A short critique - “The Reformed Pastor” by Richard Baxter Richard Baxter’s writings on the “The Reformed Pastor” is a wake up call to every shepherd of the flocks to examine their soul’s condition and their flocks as well. So, the minister, coming into ministry with much infirmity, has before him a great responsibility and yet difficult office to undertake and to accomplish. Every minister’s success in accomplishing God ordained duties and responsibilities depends on the thoroughness of his examination of his own soul – “It is most necessary, therefore, that men of so much infirmity should take heed to themselves, and be careful in the oversight of their own souls.” While he takes care of his own soul diligently, the same way he needs to care for his flocks welfare – soul’s betterment. Richard Baxter’s writing had been a humble yet an authoritative call to reform ministers’ actions and live their lives as if the souls of his flock depend on his actions.
Not only was his family eventually prosperous in their
The Infortunate is an autobiography written by an indentured servant named William Moraley. In his memoir, he talks about how he became an indentured servant, as well as some of the experiences he has encountered throughout his voyage into the New World. Through his words, readers are able to understand the hardships that indentured servants and slaves have gone through, and to capture what freedom is like for them during the 18th century. However, editors named Susan E. Klepp and Billy G. Smith were able to prove that Moraley has exaggerated several instances, which makes us question if his story is a valid primary source. This also makes us think about what could possibly be his intention in writing this memoir, or what he wanted people to take away from his story.

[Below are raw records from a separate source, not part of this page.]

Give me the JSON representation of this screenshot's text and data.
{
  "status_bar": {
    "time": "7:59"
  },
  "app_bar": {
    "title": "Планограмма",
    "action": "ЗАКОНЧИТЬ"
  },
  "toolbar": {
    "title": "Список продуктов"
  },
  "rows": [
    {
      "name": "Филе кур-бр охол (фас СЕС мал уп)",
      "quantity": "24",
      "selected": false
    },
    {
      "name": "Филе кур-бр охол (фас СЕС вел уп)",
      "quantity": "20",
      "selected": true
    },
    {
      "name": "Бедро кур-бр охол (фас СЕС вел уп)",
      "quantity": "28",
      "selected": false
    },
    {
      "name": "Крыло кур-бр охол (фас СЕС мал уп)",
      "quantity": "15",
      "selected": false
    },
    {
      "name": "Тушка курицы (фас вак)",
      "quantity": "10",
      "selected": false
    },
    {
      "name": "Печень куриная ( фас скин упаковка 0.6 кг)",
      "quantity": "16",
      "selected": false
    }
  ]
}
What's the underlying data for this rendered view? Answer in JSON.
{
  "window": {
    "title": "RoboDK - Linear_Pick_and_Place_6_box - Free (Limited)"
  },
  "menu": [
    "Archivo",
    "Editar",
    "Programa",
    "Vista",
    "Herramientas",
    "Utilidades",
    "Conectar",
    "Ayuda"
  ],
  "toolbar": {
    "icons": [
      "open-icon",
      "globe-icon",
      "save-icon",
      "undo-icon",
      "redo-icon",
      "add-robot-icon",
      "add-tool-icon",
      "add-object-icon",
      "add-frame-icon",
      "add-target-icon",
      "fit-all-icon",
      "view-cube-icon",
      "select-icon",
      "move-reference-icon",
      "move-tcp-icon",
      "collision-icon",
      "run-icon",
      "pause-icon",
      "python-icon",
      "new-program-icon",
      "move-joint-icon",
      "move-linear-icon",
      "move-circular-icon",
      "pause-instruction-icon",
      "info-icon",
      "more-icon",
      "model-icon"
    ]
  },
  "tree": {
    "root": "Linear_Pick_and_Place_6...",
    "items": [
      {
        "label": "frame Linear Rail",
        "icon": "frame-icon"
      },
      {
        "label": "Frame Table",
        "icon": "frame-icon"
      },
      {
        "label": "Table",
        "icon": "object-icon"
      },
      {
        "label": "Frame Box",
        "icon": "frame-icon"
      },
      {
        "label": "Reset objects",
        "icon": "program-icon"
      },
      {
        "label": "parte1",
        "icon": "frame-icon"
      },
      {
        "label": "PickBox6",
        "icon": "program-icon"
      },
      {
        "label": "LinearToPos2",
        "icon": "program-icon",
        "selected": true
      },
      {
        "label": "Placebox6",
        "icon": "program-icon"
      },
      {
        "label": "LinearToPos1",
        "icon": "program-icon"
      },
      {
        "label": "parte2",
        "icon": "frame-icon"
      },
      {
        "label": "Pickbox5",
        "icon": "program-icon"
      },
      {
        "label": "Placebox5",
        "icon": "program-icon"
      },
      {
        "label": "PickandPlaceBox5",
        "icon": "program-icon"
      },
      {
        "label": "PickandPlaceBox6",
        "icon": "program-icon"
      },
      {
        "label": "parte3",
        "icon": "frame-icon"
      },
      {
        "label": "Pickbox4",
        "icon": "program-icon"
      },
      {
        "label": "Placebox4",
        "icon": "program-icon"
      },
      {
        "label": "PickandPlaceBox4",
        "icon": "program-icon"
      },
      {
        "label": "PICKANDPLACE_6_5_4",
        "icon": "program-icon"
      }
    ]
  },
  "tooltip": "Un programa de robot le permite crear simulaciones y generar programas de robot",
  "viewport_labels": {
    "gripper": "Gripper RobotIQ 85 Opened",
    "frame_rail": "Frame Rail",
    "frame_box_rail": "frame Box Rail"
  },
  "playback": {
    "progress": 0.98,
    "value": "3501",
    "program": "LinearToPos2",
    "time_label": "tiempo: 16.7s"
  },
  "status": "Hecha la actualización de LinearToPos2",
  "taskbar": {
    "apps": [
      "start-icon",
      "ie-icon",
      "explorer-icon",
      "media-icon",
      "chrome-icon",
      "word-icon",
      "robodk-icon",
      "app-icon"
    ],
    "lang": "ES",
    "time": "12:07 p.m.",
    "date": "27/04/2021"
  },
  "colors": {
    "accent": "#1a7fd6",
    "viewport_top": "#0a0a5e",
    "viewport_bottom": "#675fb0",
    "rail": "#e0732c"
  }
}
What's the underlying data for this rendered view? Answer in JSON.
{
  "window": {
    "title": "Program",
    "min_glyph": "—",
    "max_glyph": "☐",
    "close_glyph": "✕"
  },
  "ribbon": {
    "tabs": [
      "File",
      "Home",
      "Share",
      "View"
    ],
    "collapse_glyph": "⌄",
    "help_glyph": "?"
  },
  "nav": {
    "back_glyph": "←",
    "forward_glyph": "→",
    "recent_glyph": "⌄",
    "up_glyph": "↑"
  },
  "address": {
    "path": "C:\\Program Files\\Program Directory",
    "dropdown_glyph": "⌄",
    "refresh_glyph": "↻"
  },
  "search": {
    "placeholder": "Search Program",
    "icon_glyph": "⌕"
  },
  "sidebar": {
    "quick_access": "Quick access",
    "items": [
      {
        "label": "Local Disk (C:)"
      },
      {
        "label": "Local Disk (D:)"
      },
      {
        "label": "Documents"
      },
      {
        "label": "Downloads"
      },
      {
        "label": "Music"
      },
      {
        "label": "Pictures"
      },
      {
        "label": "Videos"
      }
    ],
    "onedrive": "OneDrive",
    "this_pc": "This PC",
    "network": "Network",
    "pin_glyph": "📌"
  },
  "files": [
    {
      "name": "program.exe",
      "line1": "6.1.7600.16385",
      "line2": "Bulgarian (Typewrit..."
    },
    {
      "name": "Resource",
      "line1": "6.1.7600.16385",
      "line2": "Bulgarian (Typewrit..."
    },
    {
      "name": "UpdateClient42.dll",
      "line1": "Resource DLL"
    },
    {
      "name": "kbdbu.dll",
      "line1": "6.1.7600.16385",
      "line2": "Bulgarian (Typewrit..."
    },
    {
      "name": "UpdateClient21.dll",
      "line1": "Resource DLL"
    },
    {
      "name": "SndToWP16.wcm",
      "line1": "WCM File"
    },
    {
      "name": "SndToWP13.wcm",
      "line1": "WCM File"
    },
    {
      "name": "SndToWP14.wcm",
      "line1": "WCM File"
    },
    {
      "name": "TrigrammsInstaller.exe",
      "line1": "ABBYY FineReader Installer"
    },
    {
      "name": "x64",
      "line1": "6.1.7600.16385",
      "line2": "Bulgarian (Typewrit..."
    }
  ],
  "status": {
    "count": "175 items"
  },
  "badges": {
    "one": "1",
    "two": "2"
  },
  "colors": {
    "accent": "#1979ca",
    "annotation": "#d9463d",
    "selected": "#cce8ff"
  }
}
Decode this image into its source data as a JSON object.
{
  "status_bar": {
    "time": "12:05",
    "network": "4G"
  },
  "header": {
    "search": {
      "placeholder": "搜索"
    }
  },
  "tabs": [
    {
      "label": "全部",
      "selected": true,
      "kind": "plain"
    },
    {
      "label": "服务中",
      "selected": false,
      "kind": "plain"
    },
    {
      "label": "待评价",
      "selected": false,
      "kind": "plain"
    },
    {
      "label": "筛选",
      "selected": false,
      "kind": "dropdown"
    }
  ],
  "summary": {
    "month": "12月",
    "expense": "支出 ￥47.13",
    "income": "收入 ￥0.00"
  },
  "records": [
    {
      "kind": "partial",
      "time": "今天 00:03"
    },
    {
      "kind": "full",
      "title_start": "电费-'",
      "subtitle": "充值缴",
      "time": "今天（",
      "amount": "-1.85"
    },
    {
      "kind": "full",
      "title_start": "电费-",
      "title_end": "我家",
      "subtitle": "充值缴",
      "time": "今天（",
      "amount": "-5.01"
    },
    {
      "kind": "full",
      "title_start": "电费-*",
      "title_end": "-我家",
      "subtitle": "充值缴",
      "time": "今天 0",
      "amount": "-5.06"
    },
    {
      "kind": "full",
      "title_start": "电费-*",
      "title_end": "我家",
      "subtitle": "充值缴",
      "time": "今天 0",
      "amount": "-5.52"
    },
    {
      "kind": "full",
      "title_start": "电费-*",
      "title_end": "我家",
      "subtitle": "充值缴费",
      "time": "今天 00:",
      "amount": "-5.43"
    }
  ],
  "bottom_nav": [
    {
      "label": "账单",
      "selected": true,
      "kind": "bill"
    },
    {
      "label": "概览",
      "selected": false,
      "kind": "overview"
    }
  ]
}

John Steinbeck is a famous novelist who was born and raised in the country seat of Monterey Country in Salinas, California. The familiar geography and demographics inspired Steinbeck’s later novels and short stories. In his early adolescence, Steinbeck showed a growing interest in writing. He would work late at night in his attic, sometimes inviting friends over to read aloud to them. Hoping to sharpen his skills, Steinbeck enrolled at Sanford University in 1919.